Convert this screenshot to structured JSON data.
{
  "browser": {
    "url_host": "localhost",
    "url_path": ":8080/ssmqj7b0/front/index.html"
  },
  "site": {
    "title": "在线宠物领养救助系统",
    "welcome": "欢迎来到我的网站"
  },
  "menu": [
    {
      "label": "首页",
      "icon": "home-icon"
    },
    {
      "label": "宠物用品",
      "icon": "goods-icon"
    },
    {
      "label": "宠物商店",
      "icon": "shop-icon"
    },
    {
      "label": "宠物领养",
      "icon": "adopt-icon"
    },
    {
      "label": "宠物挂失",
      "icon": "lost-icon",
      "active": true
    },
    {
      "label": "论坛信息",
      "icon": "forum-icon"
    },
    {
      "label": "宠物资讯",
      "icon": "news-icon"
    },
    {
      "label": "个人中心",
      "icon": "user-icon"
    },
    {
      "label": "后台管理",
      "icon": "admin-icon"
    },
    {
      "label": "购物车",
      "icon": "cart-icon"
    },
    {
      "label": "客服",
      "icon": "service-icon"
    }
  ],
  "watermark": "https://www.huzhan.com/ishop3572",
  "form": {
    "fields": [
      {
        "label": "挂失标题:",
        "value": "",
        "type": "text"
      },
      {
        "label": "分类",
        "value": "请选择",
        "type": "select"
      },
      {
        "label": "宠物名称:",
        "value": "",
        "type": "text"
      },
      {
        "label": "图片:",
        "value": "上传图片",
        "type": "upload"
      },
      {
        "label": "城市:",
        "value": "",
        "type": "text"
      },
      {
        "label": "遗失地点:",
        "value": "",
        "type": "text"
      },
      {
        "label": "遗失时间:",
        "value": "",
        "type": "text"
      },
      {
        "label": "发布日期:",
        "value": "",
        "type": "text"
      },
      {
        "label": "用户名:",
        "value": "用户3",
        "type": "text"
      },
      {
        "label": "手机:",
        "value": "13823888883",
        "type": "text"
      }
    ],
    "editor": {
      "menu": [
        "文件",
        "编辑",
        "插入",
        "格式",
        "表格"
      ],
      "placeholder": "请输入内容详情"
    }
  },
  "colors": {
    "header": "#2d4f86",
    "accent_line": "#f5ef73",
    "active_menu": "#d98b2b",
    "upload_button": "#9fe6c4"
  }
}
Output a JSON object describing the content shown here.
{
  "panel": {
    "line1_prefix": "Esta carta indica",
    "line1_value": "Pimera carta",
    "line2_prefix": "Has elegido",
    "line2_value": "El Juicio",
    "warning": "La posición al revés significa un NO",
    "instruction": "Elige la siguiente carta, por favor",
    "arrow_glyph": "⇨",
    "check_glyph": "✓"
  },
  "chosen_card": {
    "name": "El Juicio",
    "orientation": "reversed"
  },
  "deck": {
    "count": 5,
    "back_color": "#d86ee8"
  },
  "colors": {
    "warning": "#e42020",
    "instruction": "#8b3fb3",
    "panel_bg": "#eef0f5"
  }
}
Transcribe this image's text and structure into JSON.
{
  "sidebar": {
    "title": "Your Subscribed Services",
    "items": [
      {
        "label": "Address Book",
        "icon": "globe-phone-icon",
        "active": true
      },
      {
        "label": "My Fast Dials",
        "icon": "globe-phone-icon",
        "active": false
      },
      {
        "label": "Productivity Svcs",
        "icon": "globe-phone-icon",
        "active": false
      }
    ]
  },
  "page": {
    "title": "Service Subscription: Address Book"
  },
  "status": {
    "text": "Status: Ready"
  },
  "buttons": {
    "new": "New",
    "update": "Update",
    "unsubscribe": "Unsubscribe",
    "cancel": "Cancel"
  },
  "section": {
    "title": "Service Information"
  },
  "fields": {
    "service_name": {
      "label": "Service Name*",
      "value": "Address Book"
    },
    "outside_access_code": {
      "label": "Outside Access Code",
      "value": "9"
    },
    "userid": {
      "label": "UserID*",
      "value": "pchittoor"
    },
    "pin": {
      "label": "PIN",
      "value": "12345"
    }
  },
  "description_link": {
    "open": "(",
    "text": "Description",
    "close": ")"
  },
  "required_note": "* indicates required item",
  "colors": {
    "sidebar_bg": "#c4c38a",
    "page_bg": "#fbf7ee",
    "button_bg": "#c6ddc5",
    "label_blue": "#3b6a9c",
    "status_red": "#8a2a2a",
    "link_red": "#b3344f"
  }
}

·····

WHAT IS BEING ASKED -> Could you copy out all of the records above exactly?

EXPECTED OUTPUT ->
Convert this screenshot to structured JSON data.
{
  "browser": {
    "url_host": "localhost",
    "url_path": ":8080/ssmqj7b0/front/index.html"
  },
  "site": {
    "title": "在线宠物领养救助系统",
    "welcome": "欢迎来到我的网站"
  },
  "menu": [
    {
      "label": "首页",
      "icon": "home-icon"
    },
    {
      "label": "宠物用品",
      "icon": "goods-icon"
    },
    {
      "label": "宠物商店",
      "icon": "shop-icon"
    },
    {
      "label": "宠物领养",
      "icon": "adopt-icon"
    },
    {
      "label": "宠物挂失",
      "icon": "lost-icon",
      "active": true
    },
    {
      "label": "论坛信息",
      "icon": "forum-icon"
    },
    {
      "label": "宠物资讯",
      "icon": "news-icon"
    },
    {
      "label": "个人中心",
      "icon": "user-icon"
    },
    {
      "label": "后台管理",
      "icon": "admin-icon"
    },
    {
      "label": "购物车",
      "icon": "cart-icon"
    },
    {
      "label": "客服",
      "icon": "service-icon"
    }
  ],
  "watermark": "https://www.huzhan.com/ishop3572",
  "form": {
    "fields": [
      {
        "label": "挂失标题:",
        "value": "",
        "type": "text"
      },
      {
        "label": "分类",
        "value": "请选择",
        "type": "select"
      },
      {
        "label": "宠物名称:",
        "value": "",
        "type": "text"
      },
      {
        "label": "图片:",
        "value": "上传图片",
        "type": "upload"
      },
      {
        "label": "城市:",
        "value": "",
        "type": "text"
      },
      {
        "label": "遗失地点:",
        "value": "",
        "type": "text"
      },
      {
        "label": "遗失时间:",
        "value": "",
        "type": "text"
      },
      {
        "label": "发布日期:",
        "value": "",
        "type": "text"
      },
      {
        "label": "用户名:",
        "value": "用户3",
        "type": "text"
      },
      {
        "label": "手机:",
        "value": "13823888883",
        "type": "text"
      }
    ],
    "editor": {
      "menu": [
        "文件",
        "编辑",
        "插入",
        "格式",
        "表格"
      ],
      "placeholder": "请输入内容详情"
    }
  },
  "colors": {
    "header": "#2d4f86",
    "accent_line": "#f5ef73",
    "active_menu": "#d98b2b",
    "upload_button": "#9fe6c4"
  }
}
Output a JSON object describing the content shown here.
{
  "panel": {
    "line1_prefix": "Esta carta indica",
    "line1_value": "Pimera carta",
    "line2_prefix": "Has elegido",
    "line2_value": "El Juicio",
    "warning": "La posición al revés significa un NO",
    "instruction": "Elige la siguiente carta, por favor",
    "arrow_glyph": "⇨",
    "check_glyph": "✓"
  },
  "chosen_card": {
    "name": "El Juicio",
    "orientation": "reversed"
  },
  "deck": {
    "count": 5,
    "back_color": "#d86ee8"
  },
  "colors": {
    "warning": "#e42020",
    "instruction": "#8b3fb3",
    "panel_bg": "#eef0f5"
  }
}
Transcribe this image's text and structure into JSON.
{
  "sidebar": {
    "title": "Your Subscribed Services",
    "items": [
      {
        "label": "Address Book",
        "icon": "globe-phone-icon",
        "active": true
      },
      {
        "label": "My Fast Dials",
        "icon": "globe-phone-icon",
        "active": false
      },
      {
        "label": "Productivity Svcs",
        "icon": "globe-phone-icon",
        "active": false
      }
    ]
  },
  "page": {
    "title": "Service Subscription: Address Book"
  },
  "status": {
    "text": "Status: Ready"
  },
  "buttons": {
    "new": "New",
    "update": "Update",
    "unsubscribe": "Unsubscribe",
    "cancel": "Cancel"
  },
  "section": {
    "title": "Service Information"
  },
  "fields": {
    "service_name": {
      "label": "Service Name*",
      "value": "Address Book"
    },
    "outside_access_code": {
      "label": "Outside Access Code",
      "value": "9"
    },
    "userid": {
      "label": "UserID*",
      "value": "pchittoor"
    },
    "pin": {
      "label": "PIN",
      "value": "12345"
    }
  },
  "description_link": {
    "open": "(",
    "text": "Description",
    "close": ")"
  },
  "required_note": "* indicates required item",
  "colors": {
    "sidebar_bg": "#c4c38a",
    "page_bg": "#fbf7ee",
    "button_bg": "#c6ddc5",
    "label_blue": "#3b6a9c",
    "status_red": "#8a2a2a",
    "link_red": "#b3344f"
  }
}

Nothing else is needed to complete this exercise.